become dominated by flashing machines that earn about £900 a week on
average at no financial risk to the operator
A generation ago the idea of allowing a
fast-action form of electronic roulette to be played and promoted in
bookmakers' shops across the land would have been regarded as absurd.
Roulette is a fixed-odds game and the prevailing wisdom of a couple of
centuries held that such casino games should be confined to casinos. There even
used to be a "24-hour rule" on casino membership to ensure applicants, even
millionaires, had time to cool off.
That social arrangement worked reasonably well.
Libertarian principles, including the right to risk your money on a game of
chance, were respected. So, too, was the sensible idea that roulette, when
played for potentially high stakes, should not be treated as an everyday
pastime. It is impossible for a persistent player to beat the odds. The house's
edge is small but set in stone.
How Britain got into a position where
there are now 33,000 electronic roulette wheels, coyly called fixed-odds
betting terminals (FOBTs), in bookmakers' shops is well documented. Initially,
it was almost by accident. In 2001 the Labour government abolished betting duty
and introduced a tax on profits. That made low-margin games such as roulette
viable for the operator.
The bookies got around the rule that no
betting was allowed on events hosted in their shops by arguing that the "event"
the drop of the ball was taking place on a server elsewhere. Then
parliament in 2005, in the midst of Labour ministers' brief and bizarre love-in
with casinos, decided a limit of four FOBTs per shop would be a pragmatic
Now FOBTs have come to
dominate bookies' premises and complaints are rife. Spend time in a bookies and
you can understand why. The shops have become charmless places dominated by
flashing machines that each earn about £900 a week, on average, at no
financial risk whatsoever to the operator.
Only a small minority of
players may be so-called "problem gamblers," or even small-time drug dealers
laundering cash. But FOBTs are light years away from traditional forms of
betting. As Greg Wood, the Guardian paper's racing correspondent, put it this
week, they are about "the mechanical extraction of money," often from depressed
neighbourhoods. Bookmakers are earning about £1.5bn a year from FOBTs.
Ladbrokes makes almost half its UK retail profits from the machines.
Finally, it is dawning on politicians that FOBTs, despite the tax
receipts, may be a social ill. Ed Miliband has swallowed any embarrassment over
Labour's past stupidity and wants councils to have new powers to control their
spread. David Cameron promises to "get to grips" with the problem.
Let's hope he does. Just as we now demand that banks concentrate on
banking, rather than gouging their customers with useless products, it is
reasonable to expect high-street bookies to focus on honest bookmaking rather
than games of chance.
The objections to reform are feeble. The
internet, it is said, is awash with casino games. Yes, but many things happen
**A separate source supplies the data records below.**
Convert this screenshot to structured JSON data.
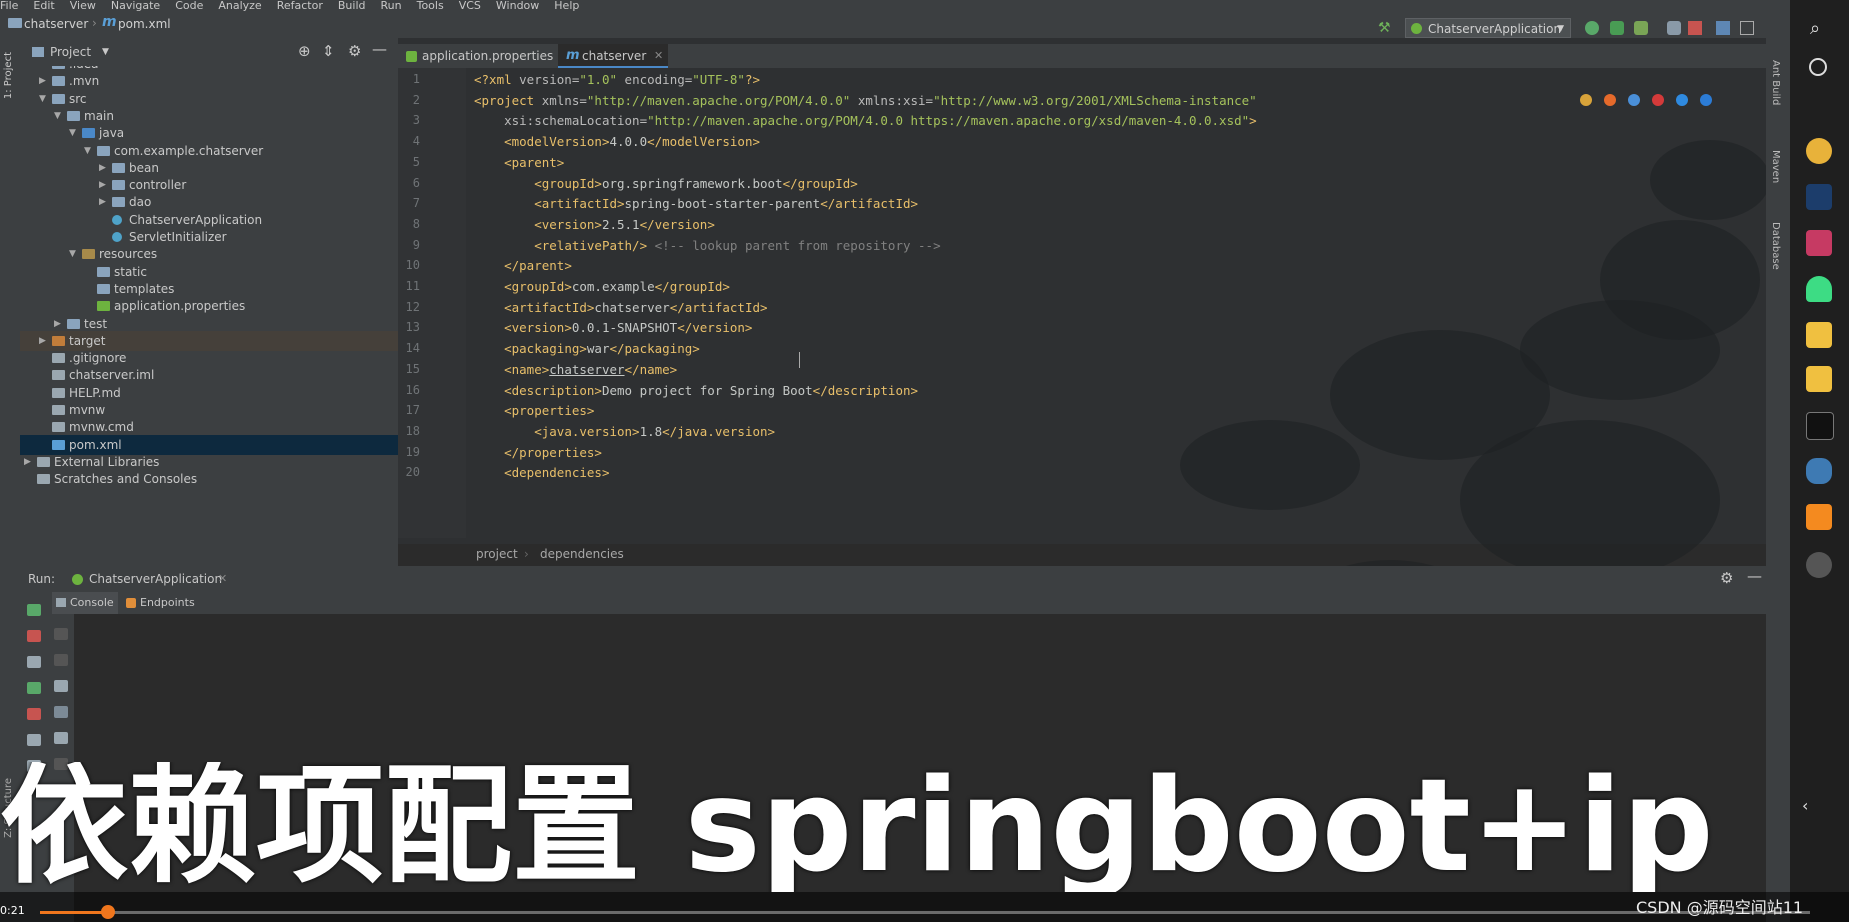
{
  "menu": [
    "File",
    "Edit",
    "View",
    "Navigate",
    "Code",
    "Analyze",
    "Refactor",
    "Build",
    "Run",
    "Tools",
    "VCS",
    "Window",
    "Help"
  ],
  "breadcrumb": {
    "project": "chatserver",
    "file": "pom.xml",
    "file_icon": "m"
  },
  "run_config": {
    "label": "ChatserverApplication"
  },
  "project_panel": {
    "title": "Project",
    "side_label": "1: Project",
    "tree": [
      {
        "label": ".idea",
        "indent": 1,
        "arrow": "",
        "type": "folder"
      },
      {
        "label": ".mvn",
        "indent": 1,
        "arrow": "▶",
        "type": "folder"
      },
      {
        "label": "src",
        "indent": 1,
        "arrow": "▼",
        "type": "folder"
      },
      {
        "label": "main",
        "indent": 2,
        "arrow": "▼",
        "type": "folder"
      },
      {
        "label": "java",
        "indent": 3,
        "arrow": "▼",
        "type": "folder-src"
      },
      {
        "label": "com.example.chatserver",
        "indent": 4,
        "arrow": "▼",
        "type": "package"
      },
      {
        "label": "bean",
        "indent": 5,
        "arrow": "▶",
        "type": "package"
      },
      {
        "label": "controller",
        "indent": 5,
        "arrow": "▶",
        "type": "package"
      },
      {
        "label": "dao",
        "indent": 5,
        "arrow": "▶",
        "type": "package"
      },
      {
        "label": "ChatserverApplication",
        "indent": 5,
        "arrow": "",
        "type": "class"
      },
      {
        "label": "ServletInitializer",
        "indent": 5,
        "arrow": "",
        "type": "class"
      },
      {
        "label": "resources",
        "indent": 3,
        "arrow": "▼",
        "type": "folder-res"
      },
      {
        "label": "static",
        "indent": 4,
        "arrow": "",
        "type": "folder"
      },
      {
        "label": "templates",
        "indent": 4,
        "arrow": "",
        "type": "folder"
      },
      {
        "label": "application.properties",
        "indent": 4,
        "arrow": "",
        "type": "props"
      },
      {
        "label": "test",
        "indent": 2,
        "arrow": "▶",
        "type": "folder"
      },
      {
        "label": "target",
        "indent": 1,
        "arrow": "▶",
        "type": "folder-excl"
      },
      {
        "label": ".gitignore",
        "indent": 1,
        "arrow": "",
        "type": "file"
      },
      {
        "label": "chatserver.iml",
        "indent": 1,
        "arrow": "",
        "type": "file"
      },
      {
        "label": "HELP.md",
        "indent": 1,
        "arrow": "",
        "type": "file"
      },
      {
        "label": "mvnw",
        "indent": 1,
        "arrow": "",
        "type": "file"
      },
      {
        "label": "mvnw.cmd",
        "indent": 1,
        "arrow": "",
        "type": "file"
      },
      {
        "label": "pom.xml",
        "indent": 1,
        "arrow": "",
        "type": "maven"
      },
      {
        "label": "External Libraries",
        "indent": 0,
        "arrow": "▶",
        "type": "lib"
      },
      {
        "label": "Scratches and Consoles",
        "indent": 0,
        "arrow": "",
        "type": "scratch"
      }
    ]
  },
  "editor": {
    "tabs": [
      {
        "label": "application.properties",
        "active": false
      },
      {
        "label": "chatserver",
        "active": true
      }
    ],
    "lines": [
      {
        "n": "1",
        "html": "<span class='tg'>&lt;?xml </span><span class='at'>version=</span><span class='st'>\"1.0\"</span><span class='at'> encoding=</span><span class='st'>\"UTF-8\"</span><span class='tg'>?&gt;</span>"
      },
      {
        "n": "2",
        "html": "<span class='tg'>&lt;project </span><span class='at'>xmlns=</span><span class='st'>\"http://maven.apache.org/POM/4.0.0\"</span><span class='at'> xmlns:xsi=</span><span class='st'>\"http://www.w3.org/2001/XMLSchema-instance\"</span>"
      },
      {
        "n": "3",
        "html": "    <span class='at'>xsi:schemaLocation=</span><span class='st'>\"http://maven.apache.org/POM/4.0.0 https://maven.apache.org/xsd/maven-4.0.0.xsd\"</span><span class='tg'>&gt;</span>"
      },
      {
        "n": "4",
        "html": "    <span class='tg'>&lt;modelVersion&gt;</span><span class='tx'>4.0.0</span><span class='tg'>&lt;/modelVersion&gt;</span>"
      },
      {
        "n": "5",
        "html": "    <span class='tg'>&lt;parent&gt;</span>"
      },
      {
        "n": "6",
        "html": "        <span class='tg'>&lt;groupId&gt;</span><span class='tx'>org.springframework.boot</span><span class='tg'>&lt;/groupId&gt;</span>"
      },
      {
        "n": "7",
        "html": "        <span class='tg'>&lt;artifactId&gt;</span><span class='tx'>spring-boot-starter-parent</span><span class='tg'>&lt;/artifactId&gt;</span>"
      },
      {
        "n": "8",
        "html": "        <span class='tg'>&lt;version&gt;</span><span class='tx'>2.5.1</span><span class='tg'>&lt;/version&gt;</span>"
      },
      {
        "n": "9",
        "html": "        <span class='tg'>&lt;relativePath/&gt;</span><span class='cm'> &lt;!-- lookup parent from repository --&gt;</span>"
      },
      {
        "n": "10",
        "html": "    <span class='tg'>&lt;/parent&gt;</span>"
      },
      {
        "n": "11",
        "html": "    <span class='tg'>&lt;groupId&gt;</span><span class='tx'>com.example</span><span class='tg'>&lt;/groupId&gt;</span>"
      },
      {
        "n": "12",
        "html": "    <span class='tg'>&lt;artifactId&gt;</span><span class='tx'>chatserver</span><span class='tg'>&lt;/artifactId&gt;</span>"
      },
      {
        "n": "13",
        "html": "    <span class='tg'>&lt;version&gt;</span><span class='tx'>0.0.1-SNAPSHOT</span><span class='tg'>&lt;/version&gt;</span>"
      },
      {
        "n": "14",
        "html": "    <span class='tg'>&lt;packaging&gt;</span><span class='tx'>war</span><span class='tg'>&lt;/packaging&gt;</span>"
      },
      {
        "n": "15",
        "html": "    <span class='tg'>&lt;name&gt;</span><span class='tx' style='text-decoration:underline'>chatserver</span><span class='tg'>&lt;/name&gt;</span>"
      },
      {
        "n": "16",
        "html": "    <span class='tg'>&lt;description&gt;</span><span class='tx'>Demo project for Spring Boot</span><span class='tg'>&lt;/description&gt;</span>"
      },
      {
        "n": "17",
        "html": "    <span class='tg'>&lt;properties&gt;</span>"
      },
      {
        "n": "18",
        "html": "        <span class='tg'>&lt;java.version&gt;</span><span class='tx'>1.8</span><span class='tg'>&lt;/java.version&gt;</span>"
      },
      {
        "n": "19",
        "html": "    <span class='tg'>&lt;/properties&gt;</span>"
      },
      {
        "n": "20",
        "html": "    <span class='tg'>&lt;dependencies&gt;</span>"
      }
    ],
    "crumbs": [
      "project",
      "dependencies"
    ]
  },
  "run_panel": {
    "label": "Run:",
    "config_tab": "ChatserverApplication",
    "tabs": [
      "Console",
      "Endpoints"
    ],
    "side_labels": [
      "Z: Structure"
    ]
  },
  "right_strip": {
    "labels": [
      "Ant Build",
      "Maven",
      "Database"
    ]
  },
  "subtitle": "依赖项配置 springboot+ip",
  "video": {
    "time": "0:21",
    "watermark": "CSDN @源码空间站11"
  },
  "colors": {
    "accent": "#4a88c7",
    "progress": "#f0761d",
    "tag": "#e8bf6a",
    "string": "#a5c25c"
  }
}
on the internet that we wouldn't wish to see promoted on high streets. And the
plea that FOBTs are no less addictive than other forms of gambling is simply
naive. Most regular gamblers will confirm there's a world of difference between
playing a touch-screen roulette wheel that spins every 20 seconds and having a
flutter on the 3.30 at Ripon or taking a punt on England's next batting
Shareholders in William Hill, Ladbrokes et al would be losers
if FOBTs were to be banned, or their size of stake massively reduced from a
maximum £100. Those investors have had a good run; they should count
their blessings. The real losers would be shop staff since, as JP Morgan's
analyst wrote this week, "over time, the viability of the UK retail estates
could come into question".
The welfare of staff is a legitimate worry
for politicians but doesn't alter the basic point. Roulette is best played in
casinos, or, given 21st century realities, at home. Allowing it on every high
street was a mistake that should be reversed.